November 13, 2020 by Joseph Moore
On the cusp of Thanksgiving and Advent, in a year that has been unlike any other in recent memory, I find myself wondering what the Thanksgiving holiday might look like in the week ahead. In the midst of an uncertain economy, a contentious election season, the destabilizing and death-dealing effects of a raging pandemic, and the fact that many of us will not be able to gather with family this year, I wonder what it could look like for us to practice giving thanks.
My wife and I have three children and one of their (very few) chores involves writing 3 things for which they are grateful each day. A few nights ago I happened to walk by their room and overheard one of our children say to their sibling, “I don’t know why we have to do this stupid gratitude journal.” I popped my head into the room and said, “I’m sorry you feel that way, I promise you we aren’t trying to make life difficult for you, we just think it’s a good practice.” I then ‘invited’ my child to write a one page essay, due the following Saturday, on the benefits of gratitude.
My son was, to say the least, not very happy about this ‘invitation’ but he obliged. Three reputable sources and one essay later, he discovered what researchers have known for a long time, what the biblical writers have known for even longer, and that is the truth that gratitude begets more gratitude. My son wrote, “Gratitude is like a muscle that really can be strengthened.” Some people strengthen their gratitude muscle with a journal, or a prayer practice, or intentional way of living.
From the narrative of abundance in the creation story to Paul’s admonition that we give thanks in everything, our sacred story is infused with the call to be grateful.

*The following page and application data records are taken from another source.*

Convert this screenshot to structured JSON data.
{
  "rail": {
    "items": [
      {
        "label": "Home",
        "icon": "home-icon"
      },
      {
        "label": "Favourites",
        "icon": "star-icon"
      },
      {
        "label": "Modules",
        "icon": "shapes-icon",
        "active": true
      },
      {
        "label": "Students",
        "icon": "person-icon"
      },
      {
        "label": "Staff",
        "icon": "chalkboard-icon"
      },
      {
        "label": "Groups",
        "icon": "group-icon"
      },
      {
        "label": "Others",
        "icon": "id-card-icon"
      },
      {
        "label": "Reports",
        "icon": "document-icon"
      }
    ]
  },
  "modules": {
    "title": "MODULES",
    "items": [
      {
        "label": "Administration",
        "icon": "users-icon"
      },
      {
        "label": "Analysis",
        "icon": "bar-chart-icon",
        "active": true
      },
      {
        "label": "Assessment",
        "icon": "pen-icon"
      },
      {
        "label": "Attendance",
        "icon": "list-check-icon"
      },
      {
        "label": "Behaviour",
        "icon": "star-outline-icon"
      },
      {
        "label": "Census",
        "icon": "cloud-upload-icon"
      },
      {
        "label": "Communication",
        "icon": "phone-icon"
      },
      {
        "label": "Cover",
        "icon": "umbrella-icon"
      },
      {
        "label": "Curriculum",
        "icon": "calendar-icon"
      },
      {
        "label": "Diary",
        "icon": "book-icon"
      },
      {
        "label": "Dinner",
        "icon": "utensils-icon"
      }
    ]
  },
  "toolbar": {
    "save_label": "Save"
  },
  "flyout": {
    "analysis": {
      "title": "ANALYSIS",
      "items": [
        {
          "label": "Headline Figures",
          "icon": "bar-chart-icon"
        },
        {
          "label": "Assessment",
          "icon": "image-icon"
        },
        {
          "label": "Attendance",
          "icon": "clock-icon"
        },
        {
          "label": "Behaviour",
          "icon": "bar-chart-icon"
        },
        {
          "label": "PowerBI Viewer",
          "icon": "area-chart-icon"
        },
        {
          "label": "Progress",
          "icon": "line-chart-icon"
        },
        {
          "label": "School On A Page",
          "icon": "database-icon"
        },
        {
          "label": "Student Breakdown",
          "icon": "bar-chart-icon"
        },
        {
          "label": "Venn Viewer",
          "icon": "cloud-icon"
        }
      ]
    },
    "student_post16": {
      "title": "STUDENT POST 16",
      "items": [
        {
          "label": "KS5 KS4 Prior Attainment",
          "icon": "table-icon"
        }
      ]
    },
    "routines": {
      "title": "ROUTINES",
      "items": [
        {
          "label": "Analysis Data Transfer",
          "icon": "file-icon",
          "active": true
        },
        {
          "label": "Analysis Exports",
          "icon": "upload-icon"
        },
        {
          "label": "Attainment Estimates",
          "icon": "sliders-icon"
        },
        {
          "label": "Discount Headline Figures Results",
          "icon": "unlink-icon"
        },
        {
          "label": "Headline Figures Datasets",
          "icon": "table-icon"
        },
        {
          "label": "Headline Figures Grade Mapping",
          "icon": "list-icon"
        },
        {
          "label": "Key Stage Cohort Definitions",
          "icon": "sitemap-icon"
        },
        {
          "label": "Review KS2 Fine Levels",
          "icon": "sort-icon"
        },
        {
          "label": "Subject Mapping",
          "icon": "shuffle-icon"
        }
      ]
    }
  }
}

In our Reformed Tradition gratitude lies at the heart of what it means to be a disciple. Everything we do flows from a place of gratitude, because God first loved us.
But here’s the thing … this type of gratitude isn’t sweet. It isn’t shallow. It doesn’t come on the cheap. It is in fact the sort of orientation that grows out of struggle and difficulty, making this year possibly the best year ever to strengthen our gratitude muscles.
In Philippians, the Apostle Paul tells the Church, and he tells us, to let our requests be made known to God, in thanksgiving. In everything, by prayer and supplication, with thanksgiving, let your request be made known to God (Philippians 4:7). If we stop at verse seven we might think, ‘Sure Paul, that’s easy for you to say.’ But if you keep reading a few more verses you’ll see where he reminds the Church, and he reminds us, that he knows what it is like to have little and to have plenty, to be well fed and to be hungry (Philippians 4:12).
To a people in need of encouragement, to a people in the midst of struggle, to a Church unsure of exactly where it was going, Paul says, “In everything…with thanksgiving let your requests be made known to God.” In the midst of a potentially lonely holiday season, a lost job, and a global pandemic, remember what Paul said to the Church, what he says to us:
“Whatever is true, whatever is honorable, whatever is just, whatever is pure, whatever is pleasing, whatever is commendable, if there is any excellence and if there is anything worthy of praise, think about these things. Keep on doing the things you have learned and received and heard and seen in me, and the God of peace will be with you.” (Philippians 4:8-9).
The truth is…I needed to write this essay as much or more than my child needed to write his essay on Gratitude. I needed to rediscover some Gospel Truth. So thank you, dear reader, for the opportunity for me to strengthen my own gratitude muscle a little bit more. Bless you as you do the same in your own life, and in the life of the Church.
Joseph Moore serves as the Ministry Relations Officer for the South Central Region. He works with congregations to create a culture of generosity, offers seminars and workshops, develops gifts and fundraising plans for ministries, and provides coaching to finance, stewardship and endowment committees. You can reach Joseph at email@example.com.